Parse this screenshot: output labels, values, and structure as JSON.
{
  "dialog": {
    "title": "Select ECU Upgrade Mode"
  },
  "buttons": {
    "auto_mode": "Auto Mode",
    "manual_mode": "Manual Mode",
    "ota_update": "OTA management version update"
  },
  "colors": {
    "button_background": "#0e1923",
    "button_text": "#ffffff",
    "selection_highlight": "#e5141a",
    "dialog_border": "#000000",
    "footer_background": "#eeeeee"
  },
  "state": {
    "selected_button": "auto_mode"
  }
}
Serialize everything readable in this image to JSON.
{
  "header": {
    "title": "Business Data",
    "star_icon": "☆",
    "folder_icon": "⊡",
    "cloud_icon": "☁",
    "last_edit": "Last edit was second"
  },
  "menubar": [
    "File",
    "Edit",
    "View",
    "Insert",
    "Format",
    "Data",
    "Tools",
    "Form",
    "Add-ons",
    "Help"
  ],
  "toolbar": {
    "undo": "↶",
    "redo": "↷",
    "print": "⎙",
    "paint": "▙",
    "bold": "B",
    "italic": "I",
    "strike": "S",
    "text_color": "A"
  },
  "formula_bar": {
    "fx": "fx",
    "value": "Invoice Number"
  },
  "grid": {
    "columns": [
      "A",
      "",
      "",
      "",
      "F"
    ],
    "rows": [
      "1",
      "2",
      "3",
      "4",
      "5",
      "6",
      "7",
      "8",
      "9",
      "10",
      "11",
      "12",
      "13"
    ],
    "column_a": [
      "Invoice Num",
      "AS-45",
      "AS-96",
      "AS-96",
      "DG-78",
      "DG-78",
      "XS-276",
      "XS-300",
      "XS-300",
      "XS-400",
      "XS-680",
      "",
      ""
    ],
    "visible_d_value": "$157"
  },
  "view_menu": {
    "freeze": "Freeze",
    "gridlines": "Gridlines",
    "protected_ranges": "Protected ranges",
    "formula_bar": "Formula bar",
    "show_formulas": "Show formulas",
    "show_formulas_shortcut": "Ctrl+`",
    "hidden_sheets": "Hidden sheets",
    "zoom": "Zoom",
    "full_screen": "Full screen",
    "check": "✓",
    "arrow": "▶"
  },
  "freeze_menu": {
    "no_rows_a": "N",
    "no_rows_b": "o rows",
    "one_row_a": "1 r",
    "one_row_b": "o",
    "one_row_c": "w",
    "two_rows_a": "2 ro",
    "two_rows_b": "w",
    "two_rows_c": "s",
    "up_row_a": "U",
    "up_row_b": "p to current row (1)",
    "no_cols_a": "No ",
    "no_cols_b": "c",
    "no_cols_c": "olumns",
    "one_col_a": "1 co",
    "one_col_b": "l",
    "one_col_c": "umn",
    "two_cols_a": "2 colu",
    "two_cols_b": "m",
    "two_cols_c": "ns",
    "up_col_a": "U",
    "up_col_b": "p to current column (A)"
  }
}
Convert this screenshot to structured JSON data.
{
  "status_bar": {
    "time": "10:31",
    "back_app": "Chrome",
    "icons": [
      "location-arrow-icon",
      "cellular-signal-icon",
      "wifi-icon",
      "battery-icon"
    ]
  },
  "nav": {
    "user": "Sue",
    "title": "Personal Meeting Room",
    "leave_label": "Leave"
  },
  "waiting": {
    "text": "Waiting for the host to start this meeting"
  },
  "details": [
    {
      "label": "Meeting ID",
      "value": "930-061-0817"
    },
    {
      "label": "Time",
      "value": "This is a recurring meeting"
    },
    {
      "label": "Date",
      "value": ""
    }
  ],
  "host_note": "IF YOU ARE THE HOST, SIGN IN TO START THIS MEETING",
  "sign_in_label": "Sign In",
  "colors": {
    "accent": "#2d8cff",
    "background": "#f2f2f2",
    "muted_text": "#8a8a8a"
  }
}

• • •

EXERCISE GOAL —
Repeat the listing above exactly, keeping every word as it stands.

FINAL ANSWER —
Parse this screenshot: output labels, values, and structure as JSON.
{
  "dialog": {
    "title": "Select ECU Upgrade Mode"
  },
  "buttons": {
    "auto_mode": "Auto Mode",
    "manual_mode": "Manual Mode",
    "ota_update": "OTA management version update"
  },
  "colors": {
    "button_background": "#0e1923",
    "button_text": "#ffffff",
    "selection_highlight": "#e5141a",
    "dialog_border": "#000000",
    "footer_background": "#eeeeee"
  },
  "state": {
    "selected_button": "auto_mode"
  }
}
Serialize everything readable in this image to JSON.
{
  "header": {
    "title": "Business Data",
    "star_icon": "☆",
    "folder_icon": "⊡",
    "cloud_icon": "☁",
    "last_edit": "Last edit was second"
  },
  "menubar": [
    "File",
    "Edit",
    "View",
    "Insert",
    "Format",
    "Data",
    "Tools",
    "Form",
    "Add-ons",
    "Help"
  ],
  "toolbar": {
    "undo": "↶",
    "redo": "↷",
    "print": "⎙",
    "paint": "▙",
    "bold": "B",
    "italic": "I",
    "strike": "S",
    "text_color": "A"
  },
  "formula_bar": {
    "fx": "fx",
    "value": "Invoice Number"
  },
  "grid": {
    "columns": [
      "A",
      "",
      "",
      "",
      "F"
    ],
    "rows": [
      "1",
      "2",
      "3",
      "4",
      "5",
      "6",
      "7",
      "8",
      "9",
      "10",
      "11",
      "12",
      "13"
    ],
    "column_a": [
      "Invoice Num",
      "AS-45",
      "AS-96",
      "AS-96",
      "DG-78",
      "DG-78",
      "XS-276",
      "XS-300",
      "XS-300",
      "XS-400",
      "XS-680",
      "",
      ""
    ],
    "visible_d_value": "$157"
  },
  "view_menu": {
    "freeze": "Freeze",
    "gridlines": "Gridlines",
    "protected_ranges": "Protected ranges",
    "formula_bar": "Formula bar",
    "show_formulas": "Show formulas",
    "show_formulas_shortcut": "Ctrl+`",
    "hidden_sheets": "Hidden sheets",
    "zoom": "Zoom",
    "full_screen": "Full screen",
    "check": "✓",
    "arrow": "▶"
  },
  "freeze_menu": {
    "no_rows_a": "N",
    "no_rows_b": "o rows",
    "one_row_a": "1 r",
    "one_row_b": "o",
    "one_row_c": "w",
    "two_rows_a": "2 ro",
    "two_rows_b": "w",
    "two_rows_c": "s",
    "up_row_a": "U",
    "up_row_b": "p to current row (1)",
    "no_cols_a": "No ",
    "no_cols_b": "c",
    "no_cols_c": "olumns",
    "one_col_a": "1 co",
    "one_col_b": "l",
    "one_col_c": "umn",
    "two_cols_a": "2 colu",
    "two_cols_b": "m",
    "two_cols_c": "ns",
    "up_col_a": "U",
    "up_col_b": "p to current column (A)"
  }
}
Convert this screenshot to structured JSON data.
{
  "status_bar": {
    "time": "10:31",
    "back_app": "Chrome",
    "icons": [
      "location-arrow-icon",
      "cellular-signal-icon",
      "wifi-icon",
      "battery-icon"
    ]
  },
  "nav": {
    "user": "Sue",
    "title": "Personal Meeting Room",
    "leave_label": "Leave"
  },
  "waiting": {
    "text": "Waiting for the host to start this meeting"
  },
  "details": [
    {
      "label": "Meeting ID",
      "value": "930-061-0817"
    },
    {
      "label": "Time",
      "value": "This is a recurring meeting"
    },
    {
      "label": "Date",
      "value": ""
    }
  ],
  "host_note": "IF YOU ARE THE HOST, SIGN IN TO START THIS MEETING",
  "sign_in_label": "Sign In",
  "colors": {
    "accent": "#2d8cff",
    "background": "#f2f2f2",
    "muted_text": "#8a8a8a"
  }
}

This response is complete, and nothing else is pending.